Party autonomy is one of the core pillars of arbitration. It entails flexibility which is one of the main reasons why arbitration has become such a popular form of international dispute resolution.
Party autonomy, however, is not absolute and may be subject to limits imposed by mandatory rules of law. For the purpose of the present paper, mandatory rules of law shall be defined as the procedural or substantive laws that cannot be derogated from by agreement.
Mandatory law may encompass various concepts including the French “lois de police,” English “mandatory rules,” German “zwingende Vorschriften” or Italian “norme imperative.”
Instead of focusing on these sources of domestic law, the present article will examine to what extent mandatory European law sets limits to party autonomy in international arbitration.

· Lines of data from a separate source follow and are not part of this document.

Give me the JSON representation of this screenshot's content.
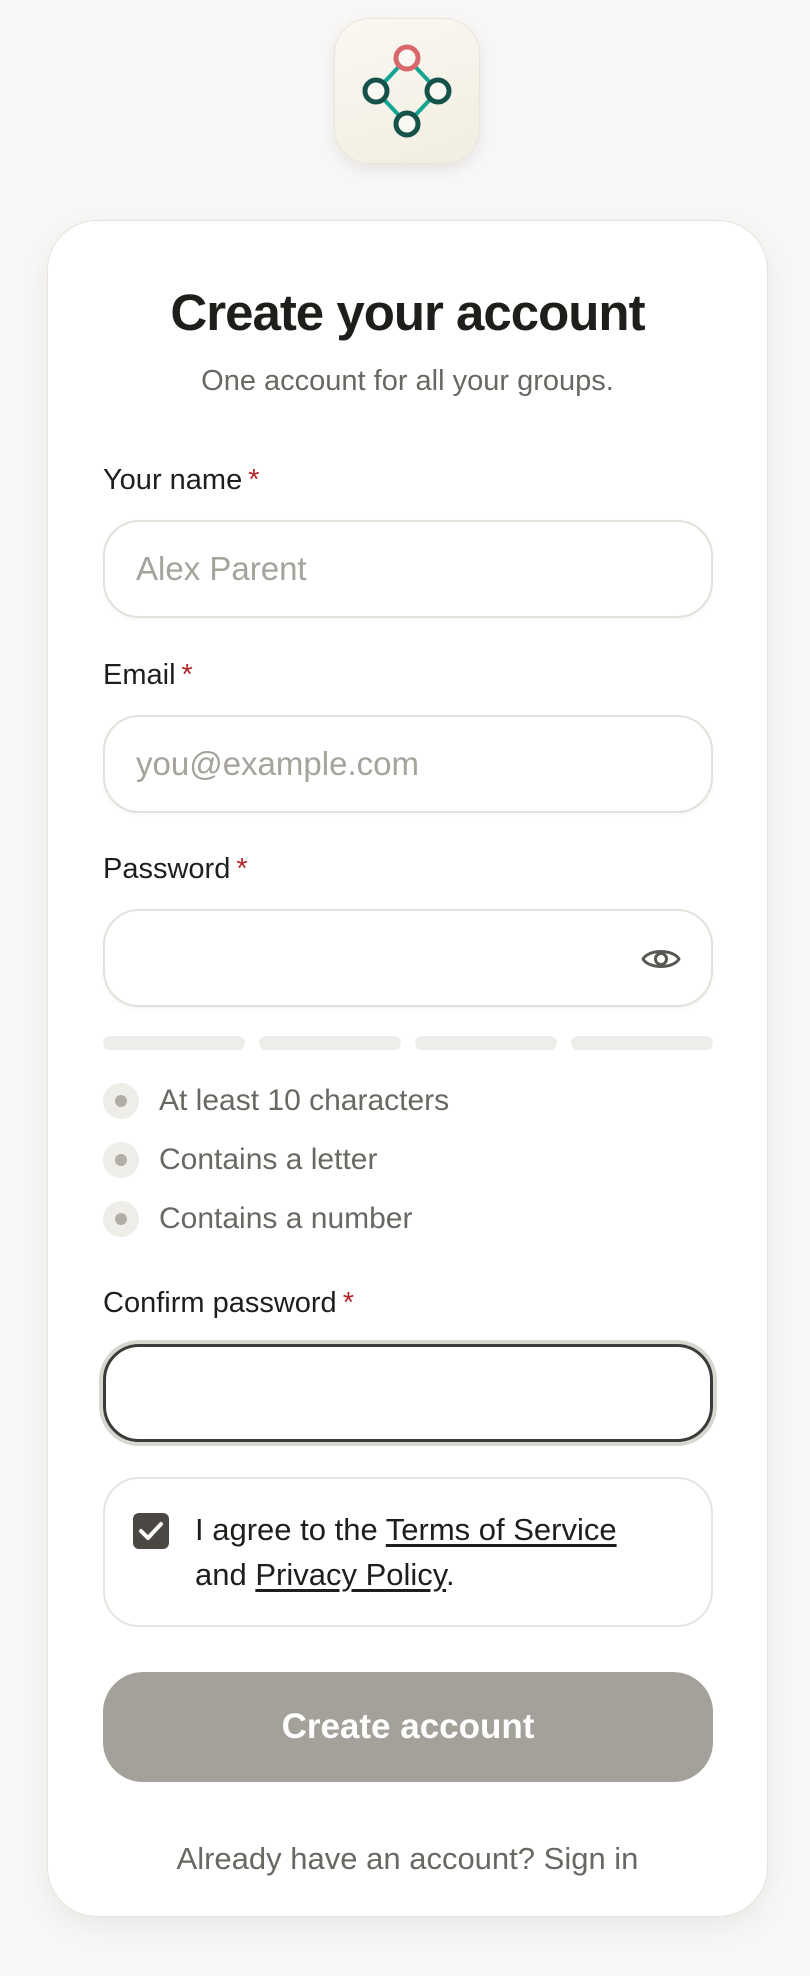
{
  "brand": {
    "logo_icon": "network-diamond-logo",
    "accent_color": "#0f8f7e",
    "highlight_color": "#d9686c"
  },
  "header": {
    "title": "Create your account",
    "subtitle": "One account for all your groups."
  },
  "form": {
    "name": {
      "label": "Your name",
      "required_mark": "*",
      "placeholder": "Alex Parent",
      "value": ""
    },
    "email": {
      "label": "Email",
      "required_mark": "*",
      "placeholder": "you@example.com",
      "value": ""
    },
    "password": {
      "label": "Password",
      "required_mark": "*",
      "value": "",
      "toggle_icon": "eye-icon"
    },
    "password_strength_segments": 4,
    "requirements": [
      {
        "text": "At least 10 characters",
        "met": false
      },
      {
        "text": "Contains a letter",
        "met": false
      },
      {
        "text": "Contains a number",
        "met": false
      }
    ],
    "confirm_password": {
      "label": "Confirm password",
      "required_mark": "*",
      "value": ""
    },
    "agreement": {
      "checked": true,
      "prefix": "I agree to the",
      "terms_link": "Terms of Service",
      "middle": "and",
      "privacy_link": "Privacy Policy",
      "suffix": "."
    },
    "submit_label": "Create account"
  },
  "footer": {
    "prompt": "Already have an account?",
    "signin_link": "Sign in"
  }
}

It will be shown that mandatory European law sets limits to party autonomy in two regards: on the one hand, mandatory European law may limit party autonomy regarding the applicable substantive law (see I.). On the other hand, it may limit party autonomy regarding the arbitral procedure (see II.). In practice, these limits to party autonomy are of significant importance. They have to be considered by arbitrators, counsel and arbitral institutions (see III.).